But, how can we actually know which one is fake olive oil and which one is original olive oil when buying? We need to find another way to differentiate between the fake and original olive oil, since the tastes of the fake and original oils are similar.
What is fake olive oil and how common is it on the market?
Be cautious when you see the tags of extra virgin and extra pure. Fake olive oil is everywhere around us. It can be a substandard, a mixture of various olive oils from different countries. It can be non- Italian oil, simply a mixture of sunflower oil and soybean oil with the additives of beta carotene, and chlorophyll, labelled finally as extra virgin olive oil.

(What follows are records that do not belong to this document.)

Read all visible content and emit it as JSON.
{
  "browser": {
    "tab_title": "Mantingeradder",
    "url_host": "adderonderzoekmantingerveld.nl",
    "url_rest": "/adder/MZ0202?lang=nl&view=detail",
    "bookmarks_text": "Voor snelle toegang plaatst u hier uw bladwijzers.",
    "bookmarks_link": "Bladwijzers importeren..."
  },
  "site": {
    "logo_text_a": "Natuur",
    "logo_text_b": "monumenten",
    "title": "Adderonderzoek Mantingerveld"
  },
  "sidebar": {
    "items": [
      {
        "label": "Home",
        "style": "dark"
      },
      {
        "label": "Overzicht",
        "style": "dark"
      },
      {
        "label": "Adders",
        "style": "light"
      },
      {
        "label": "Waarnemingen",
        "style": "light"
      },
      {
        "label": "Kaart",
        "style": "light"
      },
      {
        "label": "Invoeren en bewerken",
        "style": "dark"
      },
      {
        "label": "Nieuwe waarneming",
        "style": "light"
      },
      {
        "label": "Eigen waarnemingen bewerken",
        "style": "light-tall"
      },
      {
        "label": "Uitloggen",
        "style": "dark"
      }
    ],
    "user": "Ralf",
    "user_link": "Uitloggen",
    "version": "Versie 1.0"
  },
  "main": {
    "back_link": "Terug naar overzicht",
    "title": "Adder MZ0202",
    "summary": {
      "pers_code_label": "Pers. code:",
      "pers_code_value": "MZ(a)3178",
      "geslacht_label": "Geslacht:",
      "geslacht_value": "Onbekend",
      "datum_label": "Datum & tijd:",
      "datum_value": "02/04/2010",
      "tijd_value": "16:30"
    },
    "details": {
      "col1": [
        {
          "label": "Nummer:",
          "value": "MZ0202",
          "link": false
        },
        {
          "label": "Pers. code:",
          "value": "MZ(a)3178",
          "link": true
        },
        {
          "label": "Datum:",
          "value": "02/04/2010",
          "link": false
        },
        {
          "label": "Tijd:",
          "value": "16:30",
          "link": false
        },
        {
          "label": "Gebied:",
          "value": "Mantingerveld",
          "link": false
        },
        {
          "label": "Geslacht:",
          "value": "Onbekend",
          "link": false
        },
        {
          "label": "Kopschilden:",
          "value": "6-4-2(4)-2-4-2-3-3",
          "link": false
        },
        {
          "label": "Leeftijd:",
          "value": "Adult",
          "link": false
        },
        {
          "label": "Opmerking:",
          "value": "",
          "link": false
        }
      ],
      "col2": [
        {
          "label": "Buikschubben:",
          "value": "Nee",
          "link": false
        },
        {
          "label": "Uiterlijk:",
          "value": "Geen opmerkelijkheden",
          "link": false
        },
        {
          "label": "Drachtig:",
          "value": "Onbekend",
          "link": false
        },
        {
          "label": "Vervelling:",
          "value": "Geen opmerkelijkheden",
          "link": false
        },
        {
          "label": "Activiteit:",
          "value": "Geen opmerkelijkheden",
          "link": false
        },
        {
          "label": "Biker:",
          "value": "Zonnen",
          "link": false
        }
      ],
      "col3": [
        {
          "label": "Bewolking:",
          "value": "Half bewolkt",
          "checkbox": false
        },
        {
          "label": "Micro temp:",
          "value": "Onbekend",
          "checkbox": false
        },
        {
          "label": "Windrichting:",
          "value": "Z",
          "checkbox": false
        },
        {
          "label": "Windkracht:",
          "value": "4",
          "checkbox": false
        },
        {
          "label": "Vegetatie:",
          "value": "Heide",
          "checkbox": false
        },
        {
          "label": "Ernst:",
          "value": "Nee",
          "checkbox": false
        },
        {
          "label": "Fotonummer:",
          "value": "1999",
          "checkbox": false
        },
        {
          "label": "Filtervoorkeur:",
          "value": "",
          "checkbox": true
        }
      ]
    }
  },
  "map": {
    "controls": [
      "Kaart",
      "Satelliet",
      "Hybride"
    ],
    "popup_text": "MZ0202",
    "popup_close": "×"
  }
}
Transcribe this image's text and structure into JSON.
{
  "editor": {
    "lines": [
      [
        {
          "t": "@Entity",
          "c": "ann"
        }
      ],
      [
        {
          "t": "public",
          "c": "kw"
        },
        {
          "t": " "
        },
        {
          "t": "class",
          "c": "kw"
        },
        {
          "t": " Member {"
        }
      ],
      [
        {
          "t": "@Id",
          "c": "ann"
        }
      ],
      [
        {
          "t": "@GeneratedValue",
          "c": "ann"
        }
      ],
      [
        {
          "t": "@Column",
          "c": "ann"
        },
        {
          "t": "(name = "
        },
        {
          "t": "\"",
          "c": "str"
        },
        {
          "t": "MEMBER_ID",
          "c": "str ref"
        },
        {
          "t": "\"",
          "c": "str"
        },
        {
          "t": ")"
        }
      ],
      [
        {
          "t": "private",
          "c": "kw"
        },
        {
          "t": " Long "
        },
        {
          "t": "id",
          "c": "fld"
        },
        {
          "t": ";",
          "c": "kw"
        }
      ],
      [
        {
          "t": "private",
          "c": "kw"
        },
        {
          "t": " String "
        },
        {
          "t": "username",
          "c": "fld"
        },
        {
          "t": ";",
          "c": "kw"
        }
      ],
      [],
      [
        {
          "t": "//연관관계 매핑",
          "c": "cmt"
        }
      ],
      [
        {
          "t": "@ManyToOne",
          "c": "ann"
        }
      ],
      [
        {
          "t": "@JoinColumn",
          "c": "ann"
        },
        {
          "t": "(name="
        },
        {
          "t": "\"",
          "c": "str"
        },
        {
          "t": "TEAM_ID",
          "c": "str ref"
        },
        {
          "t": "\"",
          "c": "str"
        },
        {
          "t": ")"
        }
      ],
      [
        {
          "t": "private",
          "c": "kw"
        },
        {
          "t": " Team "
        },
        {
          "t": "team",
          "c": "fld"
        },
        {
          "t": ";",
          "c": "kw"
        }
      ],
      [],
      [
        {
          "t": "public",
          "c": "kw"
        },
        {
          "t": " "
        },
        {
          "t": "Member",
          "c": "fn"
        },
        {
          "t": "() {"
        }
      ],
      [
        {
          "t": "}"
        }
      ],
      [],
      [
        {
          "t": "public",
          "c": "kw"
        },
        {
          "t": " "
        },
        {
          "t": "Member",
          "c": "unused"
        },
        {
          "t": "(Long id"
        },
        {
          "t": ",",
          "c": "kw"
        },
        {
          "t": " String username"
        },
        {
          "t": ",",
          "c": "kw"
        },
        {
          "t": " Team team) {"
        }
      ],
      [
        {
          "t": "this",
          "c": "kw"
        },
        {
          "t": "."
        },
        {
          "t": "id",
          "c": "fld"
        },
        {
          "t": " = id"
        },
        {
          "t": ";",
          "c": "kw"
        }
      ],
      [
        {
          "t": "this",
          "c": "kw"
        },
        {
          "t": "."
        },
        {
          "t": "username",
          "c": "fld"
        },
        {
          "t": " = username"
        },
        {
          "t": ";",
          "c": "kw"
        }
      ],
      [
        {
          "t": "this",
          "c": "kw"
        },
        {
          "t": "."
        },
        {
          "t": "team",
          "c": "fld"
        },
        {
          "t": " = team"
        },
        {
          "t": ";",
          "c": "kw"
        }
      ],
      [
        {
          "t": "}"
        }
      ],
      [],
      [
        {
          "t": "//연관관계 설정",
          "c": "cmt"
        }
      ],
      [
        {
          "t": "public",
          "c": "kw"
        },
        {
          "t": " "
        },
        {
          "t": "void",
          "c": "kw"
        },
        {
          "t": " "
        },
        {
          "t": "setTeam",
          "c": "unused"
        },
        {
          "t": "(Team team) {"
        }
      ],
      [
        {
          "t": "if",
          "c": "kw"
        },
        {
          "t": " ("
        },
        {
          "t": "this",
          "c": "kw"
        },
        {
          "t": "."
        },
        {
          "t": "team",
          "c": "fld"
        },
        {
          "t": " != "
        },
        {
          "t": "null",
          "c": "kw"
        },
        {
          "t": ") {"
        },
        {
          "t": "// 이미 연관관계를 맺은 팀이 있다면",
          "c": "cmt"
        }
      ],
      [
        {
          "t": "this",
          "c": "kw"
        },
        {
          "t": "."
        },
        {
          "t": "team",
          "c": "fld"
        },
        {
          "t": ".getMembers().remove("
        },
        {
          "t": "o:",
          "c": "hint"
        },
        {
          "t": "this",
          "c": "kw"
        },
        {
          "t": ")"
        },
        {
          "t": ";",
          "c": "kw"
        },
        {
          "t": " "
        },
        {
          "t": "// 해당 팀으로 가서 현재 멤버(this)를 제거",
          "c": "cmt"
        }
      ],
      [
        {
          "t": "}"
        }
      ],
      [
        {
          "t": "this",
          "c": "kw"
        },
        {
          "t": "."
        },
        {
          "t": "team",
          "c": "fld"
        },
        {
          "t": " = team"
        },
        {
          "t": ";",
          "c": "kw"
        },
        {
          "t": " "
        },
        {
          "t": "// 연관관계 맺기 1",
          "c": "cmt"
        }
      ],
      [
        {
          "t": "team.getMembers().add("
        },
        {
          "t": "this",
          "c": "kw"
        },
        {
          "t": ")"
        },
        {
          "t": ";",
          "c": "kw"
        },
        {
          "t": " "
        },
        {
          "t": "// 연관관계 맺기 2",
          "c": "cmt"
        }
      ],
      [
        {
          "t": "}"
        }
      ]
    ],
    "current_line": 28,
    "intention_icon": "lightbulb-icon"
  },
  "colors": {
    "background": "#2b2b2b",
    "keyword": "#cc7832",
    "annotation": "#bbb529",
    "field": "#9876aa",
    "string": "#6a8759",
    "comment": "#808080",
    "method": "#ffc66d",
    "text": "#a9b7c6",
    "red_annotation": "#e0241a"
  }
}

Fake olive oil can be simply a mixture of two oils, a maximal portion of sunflower oil added to a portion of pure olive oil, and can be tagged as extra virgin olive oil. The circulation of fake olive oil is so common that you find many famous brands advertizing themselves to supply the best and healthiest olive oil, , but actually offer the customer a fake one.
A study reported that many famous brands including: Bertolli, Filippo Berio, Whole Foods, Newman’s Own, Carapelli, Mazzola, Colavita, Safeway, Star, Pompeia, Mezzetta are selling fake olive oil.
The real deal: Cobram Estate, Lucini, California Olive Ranch. Kirkland Organic, Lucero (Ascolano), McEvoy Ranch Organic are also noted by Eat Grown Local.
How to differentiate them? How to distinguish the fake olive oil from original olive oil?
Well, after all this discussion, this seems to be the most important question: How to tell if it is fake olive oil? Moreover, is it worth taking it if it isn’t?
We can offer you some tips as an answer to the first question. As for the second, make up your mind yourself!
Extra virgin olive oil is supposed to keep the oil lamp flammable. Still, it is not a very precise test. If the oil doesn’t light the oil lamp for a long time, it definitely is not extra virgin olive oil.
Another simple test that can be done at home is to refrigerate the extra virgin olive oil. If it does not solidify, then it means it is not extra virgin olive oil at all! On the other hand, if it gets solidified, it means it has more mono saturated fats in it, but this still doesn’t rule out the presence of other oils like safflower oil or canola oil or any other adulterations in it.
However, refrigerator test or lamp test are not very reliable ways to find out the truth about your olive oil.
You should know that the olive oil from Italy is considered standard compared with the olive oil from other countries. The best alternative is to buy olive oil from local farmers.
Look for Certification
Finally, our most important message we give you is to be extra cautious next time you buy olive oil, especially the extra virgin one!
According to experts, your best guarantee that you are actually getting a high quality olive oil is to look for third party certification. The Australian Olive Association and the California Olive Oil Council both have stringent certification programs that make their seals trustworthy.
Look for PDO (Protected Designation of Origin) or PGI (Protected Geographical Indication) seals when buying olive oil produced or packaged in Italy.